Drupal 9 is coming…
Drupal 9 is coming…
and Drupal 7 and 8 will soon be unsupported.
May 19, 2020
In the past, version updates to Content Management Systems (CMS) brought about a stormy cloud with a silver lining: the promise of improved performance, but if ignored, the potential for website failure. Drupal is no exception, with version updates historically signifying a lot of heavy lifting for developers and retraining for content managers. That is, until Drupal 9, so what’s the catch?
First, let’s talk Semantic Versioning.
Drupal started using a new numbering system with Drupal 8 called Semantic Versioning. Long story short, this is making the upgrading process easier as we head into Drupal 9.
Warning! Developer mumbo jumbo in 3, 2, 1...
A version number, for instance, “8.8.5” represents MAJOR.MINOR.PATCH increments. A software team will update the:
- MAJOR version when they make incompatible API changes,
- MINOR version when they add functionality in a backwards-compatible manner, and
- PATCH version when they make backwards-compatible bug fixes.
Drupal has been following this numbering scheme since 8.0 was released in 2015 and appears to be moving towards a new MAJOR release every two to three years. This has forced (in a good way) a development process that allows for gradual and easier feature upgrades and a smoother removal of old code. Previously, version releases would not offer future support for old code, leaving developers in a scenario where they must either upgrade or provide their own updates to legacy code.
Simply put, Semantic Versioning = less headache (and $$) for everyone involved.
What changes should I anticipate with Drupal 9?
When Drupal 9 is released, code that’s been marked for removal in Drupal 8 will vanish and certain dependencies will be updated. This includes modules, APIs, and other code marked for removal between 8.0 and 8.8. Sounds scary but, due to Semantic Versioning, our developers are prepared for this cleanup.
In reality, there won’t be any surprises coming with Drupal 9, because 8.9 will be a near-identical upgrade to 9.0, allowing developers to prepare for the full release. It seems pretty low-key, but implementing this update is more than necessary.
Will my Drupal 8 site break when 9 is released?
No. Well, maybe not. All existing core modules will function in Drupal 9. Websites moving to Drupal 9 will only be impacted if the non-core modules (also known as contributed modules) aren’t compatible. To help with identifying problem cases, there is a development module available that provides info about installed modules and to help identify those that are not compatible.

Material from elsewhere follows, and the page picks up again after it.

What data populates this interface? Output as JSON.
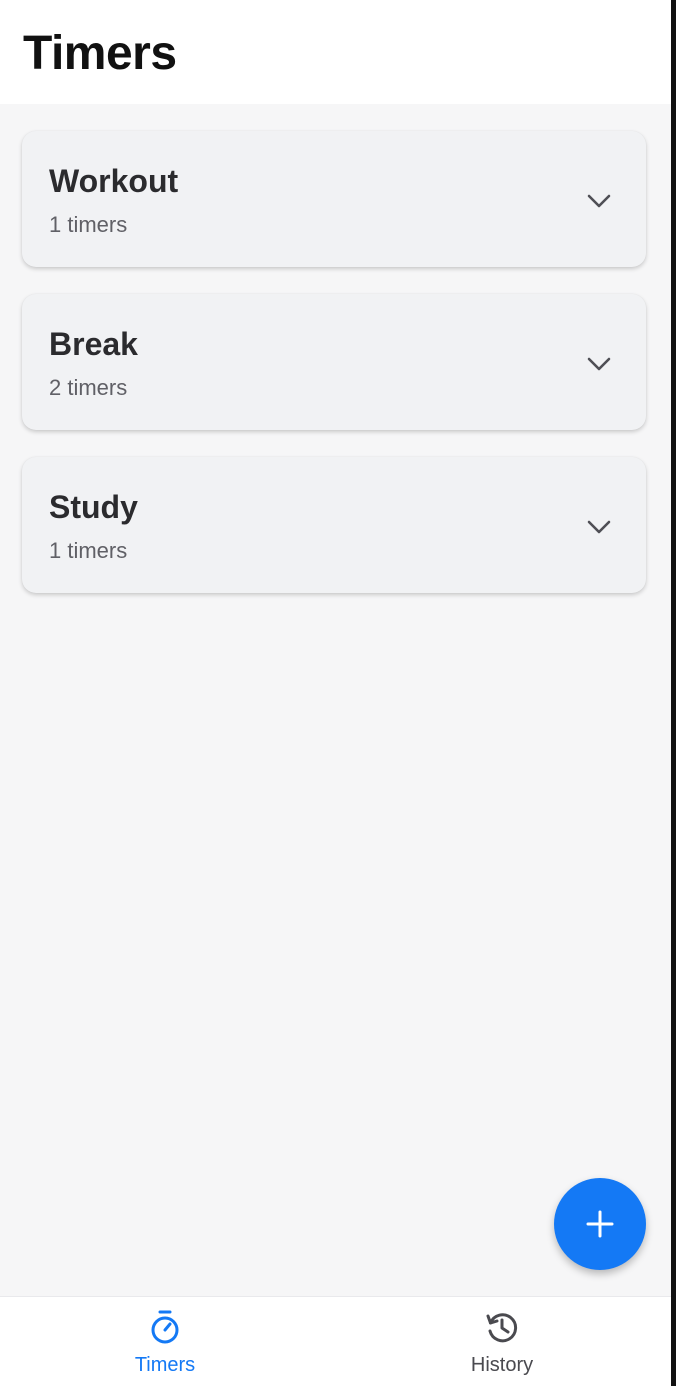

If you find yourself on a version less than 8, this would be the time to ensure that your website strategy is up to snuff and to reengineer the site. If you’re on versions 6 or 7, it’s time to get moving.
Security updates for Drupal 7 and Drupal 8 are only provided until November 2021.
This means your Drupal site needs to be upgraded and launched by November 2021 to avoid a lapse in security coverage. Those still running on Drupal 7 (63% of all Drupal sites as of April 2020) should start making critical decisions about the future of your website. To everyone on Drupal 8, you’ve been warned and see you on the other side!
When is Drupal 9 coming out?
As of this writing, Drupal 9.0 is expected to be released on June 3rd, 2020.
Drupal for the long term.
Drupal has positioned itself well for keeping websites operating long-term, as long as they remain updated. Providing you’re on a recent version, keeping your Drupal site on the most recent release no longer involves a tedious content migration process, nor requires relearning how to use the CMS. Content Editors and Developers rejoice!
So, what do I do?
With Drupal 7 and 8 security support ending soon, there’s time to get ahead, ensuring your website has an appropriate strategy and is executed well before the end of 2021. If you’re a developer, you know what to do. If you’re not a developer, call up your web team and get the conversation started.
We’ve supported our clients through years of version updates on websites, web applications and mobile applications - reach out to find out how smooth this process can be.
Author: Devon Rathie-Wright